Renewable energies are an excellent alternative for fossil energy, however it has a capricious character. The wind doesn’t blow on demand, and the sun doesn’t shine at night.
This is the reason why the current energy system is changing from a supply-regulated system towards a demand-response system.
In this project, we explore the flexibility potential of drinking water production.
We investigate the inherent flexibility – in energy use – of drinking water treatment plants, and whether this can be used for Demand Response purposes. We perform a literature survey, model-based experiments and forecasting methods for drinking water demand, in order to let drinking water production have a maximum positive impact on the energy transition.
The literature survey showed there is a knowledge gap concerning the effect of variable drinking water production speeds can have on the produced drinking water’s quality. One reason is that there never was any practical reason to explore ways of exploiting the flexibility in treatment plants. Although there is also little research on improving cost-effectiveness of treatment plants, due to the relatively low production costs. The majority of the focus of cost effectiveness lies on distribution of drinking water, which can have a significant energy use. The environmental impact of drinking water treatment processes is limited, making large investments in improving the environmental impact unlikely.
The model-based study shows that limiting discharge variations of a single ‘production street’ in a treatment plants has limited consequences for the profitability of the exploitation of flexibility.
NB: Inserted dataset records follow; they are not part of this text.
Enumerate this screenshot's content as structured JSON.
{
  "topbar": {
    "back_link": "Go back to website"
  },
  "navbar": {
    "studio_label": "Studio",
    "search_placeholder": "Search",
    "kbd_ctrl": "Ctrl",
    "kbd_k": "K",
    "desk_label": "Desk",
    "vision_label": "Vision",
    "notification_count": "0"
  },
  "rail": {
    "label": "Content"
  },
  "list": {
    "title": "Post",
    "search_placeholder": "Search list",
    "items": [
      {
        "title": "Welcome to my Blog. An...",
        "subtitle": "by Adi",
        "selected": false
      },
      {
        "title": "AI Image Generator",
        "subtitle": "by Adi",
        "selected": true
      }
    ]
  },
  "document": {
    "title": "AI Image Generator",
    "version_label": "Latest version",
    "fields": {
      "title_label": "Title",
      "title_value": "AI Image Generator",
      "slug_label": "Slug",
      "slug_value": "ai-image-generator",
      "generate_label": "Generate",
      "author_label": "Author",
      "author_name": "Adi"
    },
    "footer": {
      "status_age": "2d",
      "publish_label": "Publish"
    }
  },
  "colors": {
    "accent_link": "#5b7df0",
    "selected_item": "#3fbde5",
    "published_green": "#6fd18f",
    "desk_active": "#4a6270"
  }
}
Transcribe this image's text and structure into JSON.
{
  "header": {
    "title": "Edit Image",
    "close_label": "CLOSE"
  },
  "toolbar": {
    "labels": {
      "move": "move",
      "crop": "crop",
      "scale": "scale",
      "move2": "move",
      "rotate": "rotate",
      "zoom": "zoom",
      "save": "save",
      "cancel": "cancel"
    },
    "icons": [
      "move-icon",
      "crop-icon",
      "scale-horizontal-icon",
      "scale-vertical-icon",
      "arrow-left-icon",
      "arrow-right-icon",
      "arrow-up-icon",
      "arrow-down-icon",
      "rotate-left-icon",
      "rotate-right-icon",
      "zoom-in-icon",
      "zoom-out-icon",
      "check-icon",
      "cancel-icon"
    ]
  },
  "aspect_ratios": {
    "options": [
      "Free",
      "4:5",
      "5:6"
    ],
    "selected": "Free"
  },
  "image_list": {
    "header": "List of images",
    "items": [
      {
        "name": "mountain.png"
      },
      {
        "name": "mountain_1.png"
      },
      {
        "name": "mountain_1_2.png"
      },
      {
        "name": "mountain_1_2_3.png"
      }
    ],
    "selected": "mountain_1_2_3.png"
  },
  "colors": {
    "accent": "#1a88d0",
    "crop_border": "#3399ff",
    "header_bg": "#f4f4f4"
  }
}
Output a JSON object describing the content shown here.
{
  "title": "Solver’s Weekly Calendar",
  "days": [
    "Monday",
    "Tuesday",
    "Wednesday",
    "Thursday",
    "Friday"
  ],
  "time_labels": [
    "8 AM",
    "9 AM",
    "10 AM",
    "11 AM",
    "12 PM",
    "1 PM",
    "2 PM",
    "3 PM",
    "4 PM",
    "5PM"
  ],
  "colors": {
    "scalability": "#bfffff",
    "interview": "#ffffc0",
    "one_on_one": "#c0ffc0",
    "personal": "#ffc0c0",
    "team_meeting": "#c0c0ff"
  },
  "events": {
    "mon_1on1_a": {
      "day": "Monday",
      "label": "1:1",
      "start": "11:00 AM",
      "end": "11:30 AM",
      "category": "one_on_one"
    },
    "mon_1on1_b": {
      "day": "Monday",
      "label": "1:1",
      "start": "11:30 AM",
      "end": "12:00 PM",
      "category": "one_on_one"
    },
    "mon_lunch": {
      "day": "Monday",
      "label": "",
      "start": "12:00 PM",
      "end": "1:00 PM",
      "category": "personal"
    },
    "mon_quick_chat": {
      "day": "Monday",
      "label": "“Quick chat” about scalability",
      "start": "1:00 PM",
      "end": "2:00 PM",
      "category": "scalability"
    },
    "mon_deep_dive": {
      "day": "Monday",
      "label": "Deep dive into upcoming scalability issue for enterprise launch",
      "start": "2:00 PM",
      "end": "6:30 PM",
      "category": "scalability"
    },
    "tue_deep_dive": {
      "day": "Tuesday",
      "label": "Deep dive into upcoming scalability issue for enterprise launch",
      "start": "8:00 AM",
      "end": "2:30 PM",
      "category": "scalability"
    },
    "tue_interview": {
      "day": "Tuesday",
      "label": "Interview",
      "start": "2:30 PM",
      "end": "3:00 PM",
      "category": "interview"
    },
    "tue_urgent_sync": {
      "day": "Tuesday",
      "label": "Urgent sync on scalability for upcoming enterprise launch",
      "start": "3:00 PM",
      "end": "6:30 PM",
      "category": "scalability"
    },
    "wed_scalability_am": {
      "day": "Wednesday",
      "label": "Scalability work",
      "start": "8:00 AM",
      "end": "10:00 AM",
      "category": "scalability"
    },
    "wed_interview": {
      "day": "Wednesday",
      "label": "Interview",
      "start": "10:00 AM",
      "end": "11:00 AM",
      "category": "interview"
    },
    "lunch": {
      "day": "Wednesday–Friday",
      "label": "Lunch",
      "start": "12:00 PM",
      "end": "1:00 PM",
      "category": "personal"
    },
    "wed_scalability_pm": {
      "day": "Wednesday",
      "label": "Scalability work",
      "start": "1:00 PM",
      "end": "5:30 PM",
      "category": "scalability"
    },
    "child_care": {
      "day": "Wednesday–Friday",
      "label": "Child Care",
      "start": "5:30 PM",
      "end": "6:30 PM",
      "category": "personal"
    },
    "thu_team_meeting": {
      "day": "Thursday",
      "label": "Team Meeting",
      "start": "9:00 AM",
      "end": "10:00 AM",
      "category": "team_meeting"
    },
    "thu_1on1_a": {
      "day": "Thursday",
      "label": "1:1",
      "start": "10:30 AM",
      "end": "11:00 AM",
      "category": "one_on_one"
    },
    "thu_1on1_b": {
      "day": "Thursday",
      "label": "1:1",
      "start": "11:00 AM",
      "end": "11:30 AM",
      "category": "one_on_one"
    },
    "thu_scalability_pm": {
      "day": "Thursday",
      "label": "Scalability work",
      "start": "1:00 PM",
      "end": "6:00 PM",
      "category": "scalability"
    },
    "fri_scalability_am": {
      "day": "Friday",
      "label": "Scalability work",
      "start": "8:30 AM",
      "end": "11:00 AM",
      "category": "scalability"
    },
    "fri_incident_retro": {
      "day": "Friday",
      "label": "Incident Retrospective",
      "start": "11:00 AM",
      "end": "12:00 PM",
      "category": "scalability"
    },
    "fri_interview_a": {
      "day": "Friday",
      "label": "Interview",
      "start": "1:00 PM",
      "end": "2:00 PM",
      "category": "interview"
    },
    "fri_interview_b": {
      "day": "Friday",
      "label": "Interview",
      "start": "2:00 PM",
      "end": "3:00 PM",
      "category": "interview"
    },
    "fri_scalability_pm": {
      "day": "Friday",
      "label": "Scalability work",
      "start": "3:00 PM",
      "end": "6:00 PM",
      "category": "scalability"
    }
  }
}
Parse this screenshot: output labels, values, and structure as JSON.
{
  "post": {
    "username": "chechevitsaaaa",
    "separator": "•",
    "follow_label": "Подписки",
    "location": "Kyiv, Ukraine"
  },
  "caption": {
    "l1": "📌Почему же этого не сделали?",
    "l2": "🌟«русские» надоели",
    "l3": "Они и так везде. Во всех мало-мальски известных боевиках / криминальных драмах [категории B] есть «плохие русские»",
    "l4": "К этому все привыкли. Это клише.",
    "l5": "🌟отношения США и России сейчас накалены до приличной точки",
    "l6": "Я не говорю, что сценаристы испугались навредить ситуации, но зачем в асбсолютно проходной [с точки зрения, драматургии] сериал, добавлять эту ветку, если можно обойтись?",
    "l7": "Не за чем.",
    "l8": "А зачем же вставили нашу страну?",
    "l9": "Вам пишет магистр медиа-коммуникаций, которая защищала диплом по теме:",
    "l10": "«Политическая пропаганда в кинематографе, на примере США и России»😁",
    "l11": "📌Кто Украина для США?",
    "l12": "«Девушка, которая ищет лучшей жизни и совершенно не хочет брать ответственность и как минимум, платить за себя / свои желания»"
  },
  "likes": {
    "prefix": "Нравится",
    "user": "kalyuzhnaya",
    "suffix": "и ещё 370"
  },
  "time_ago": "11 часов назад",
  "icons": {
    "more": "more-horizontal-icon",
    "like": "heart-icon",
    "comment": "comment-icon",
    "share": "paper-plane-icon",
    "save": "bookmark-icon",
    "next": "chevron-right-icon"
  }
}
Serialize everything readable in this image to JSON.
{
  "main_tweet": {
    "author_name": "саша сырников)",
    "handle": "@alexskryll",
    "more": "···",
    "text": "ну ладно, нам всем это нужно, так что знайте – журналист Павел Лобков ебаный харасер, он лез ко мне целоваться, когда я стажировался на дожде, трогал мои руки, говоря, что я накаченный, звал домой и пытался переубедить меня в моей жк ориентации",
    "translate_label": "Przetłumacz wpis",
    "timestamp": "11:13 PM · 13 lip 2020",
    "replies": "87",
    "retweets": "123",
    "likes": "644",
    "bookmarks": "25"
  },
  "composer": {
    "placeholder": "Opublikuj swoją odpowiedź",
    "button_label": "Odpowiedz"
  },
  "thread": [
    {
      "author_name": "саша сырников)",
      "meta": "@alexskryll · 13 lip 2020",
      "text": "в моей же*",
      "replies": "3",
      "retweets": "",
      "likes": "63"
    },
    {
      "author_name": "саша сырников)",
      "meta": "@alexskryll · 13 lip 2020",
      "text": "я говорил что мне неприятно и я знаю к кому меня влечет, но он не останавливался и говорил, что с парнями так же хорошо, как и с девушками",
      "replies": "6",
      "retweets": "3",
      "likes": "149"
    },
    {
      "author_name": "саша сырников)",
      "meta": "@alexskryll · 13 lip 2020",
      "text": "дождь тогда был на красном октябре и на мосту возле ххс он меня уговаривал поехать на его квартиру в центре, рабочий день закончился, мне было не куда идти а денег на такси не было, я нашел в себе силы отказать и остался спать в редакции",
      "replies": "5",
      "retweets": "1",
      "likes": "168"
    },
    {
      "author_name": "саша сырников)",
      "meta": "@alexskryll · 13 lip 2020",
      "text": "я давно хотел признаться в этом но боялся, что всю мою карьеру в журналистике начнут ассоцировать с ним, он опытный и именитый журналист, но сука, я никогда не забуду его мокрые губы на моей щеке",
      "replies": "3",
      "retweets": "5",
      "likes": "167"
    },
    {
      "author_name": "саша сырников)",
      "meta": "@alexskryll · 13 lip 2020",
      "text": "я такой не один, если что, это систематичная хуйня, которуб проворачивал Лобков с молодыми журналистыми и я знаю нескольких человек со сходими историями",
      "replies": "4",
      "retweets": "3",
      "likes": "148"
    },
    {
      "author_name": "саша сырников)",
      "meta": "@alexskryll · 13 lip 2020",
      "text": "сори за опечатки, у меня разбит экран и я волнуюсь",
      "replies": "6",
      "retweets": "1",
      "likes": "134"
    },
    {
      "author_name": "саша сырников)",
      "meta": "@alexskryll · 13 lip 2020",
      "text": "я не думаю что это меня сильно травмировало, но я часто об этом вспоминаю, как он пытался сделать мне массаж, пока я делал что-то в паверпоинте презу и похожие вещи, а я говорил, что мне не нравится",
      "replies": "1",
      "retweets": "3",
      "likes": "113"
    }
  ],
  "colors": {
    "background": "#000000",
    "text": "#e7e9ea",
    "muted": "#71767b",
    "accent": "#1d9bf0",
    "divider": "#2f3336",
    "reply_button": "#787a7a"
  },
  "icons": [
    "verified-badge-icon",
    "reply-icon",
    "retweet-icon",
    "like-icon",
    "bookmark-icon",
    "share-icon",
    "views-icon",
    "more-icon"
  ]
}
For the water companies it seems that, for now, the most profitable way of assisting the energy transition is by forecasting energy use in order to purchase electricity on a sustainable market.